▸ Exercise objective: Reproduce the data exactly as it stands.
☆ ☆ ☆
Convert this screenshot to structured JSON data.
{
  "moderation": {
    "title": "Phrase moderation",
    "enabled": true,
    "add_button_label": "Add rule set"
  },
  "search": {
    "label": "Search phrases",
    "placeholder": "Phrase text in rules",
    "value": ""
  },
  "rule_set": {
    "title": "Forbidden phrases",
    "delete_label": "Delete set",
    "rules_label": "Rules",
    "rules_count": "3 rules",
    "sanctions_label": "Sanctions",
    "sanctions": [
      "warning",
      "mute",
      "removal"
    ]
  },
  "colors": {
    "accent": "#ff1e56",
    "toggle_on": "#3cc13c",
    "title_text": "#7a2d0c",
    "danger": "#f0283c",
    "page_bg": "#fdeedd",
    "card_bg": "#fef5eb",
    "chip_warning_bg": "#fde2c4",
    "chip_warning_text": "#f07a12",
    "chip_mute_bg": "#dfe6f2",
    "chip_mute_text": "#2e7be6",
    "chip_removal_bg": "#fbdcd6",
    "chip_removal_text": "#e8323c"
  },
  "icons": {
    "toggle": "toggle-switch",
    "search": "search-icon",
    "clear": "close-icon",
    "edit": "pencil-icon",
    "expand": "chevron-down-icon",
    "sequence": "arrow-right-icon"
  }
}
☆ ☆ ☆
▸ Completed task:
Convert this screenshot to structured JSON data.
{
  "moderation": {
    "title": "Phrase moderation",
    "enabled": true,
    "add_button_label": "Add rule set"
  },
  "search": {
    "label": "Search phrases",
    "placeholder": "Phrase text in rules",
    "value": ""
  },
  "rule_set": {
    "title": "Forbidden phrases",
    "delete_label": "Delete set",
    "rules_label": "Rules",
    "rules_count": "3 rules",
    "sanctions_label": "Sanctions",
    "sanctions": [
      "warning",
      "mute",
      "removal"
    ]
  },
  "colors": {
    "accent": "#ff1e56",
    "toggle_on": "#3cc13c",
    "title_text": "#7a2d0c",
    "danger": "#f0283c",
    "page_bg": "#fdeedd",
    "card_bg": "#fef5eb",
    "chip_warning_bg": "#fde2c4",
    "chip_warning_text": "#f07a12",
    "chip_mute_bg": "#dfe6f2",
    "chip_mute_text": "#2e7be6",
    "chip_removal_bg": "#fbdcd6",
    "chip_removal_text": "#e8323c"
  },
  "icons": {
    "toggle": "toggle-switch",
    "search": "search-icon",
    "clear": "close-icon",
    "edit": "pencil-icon",
    "expand": "chevron-down-icon",
    "sequence": "arrow-right-icon"
  }
}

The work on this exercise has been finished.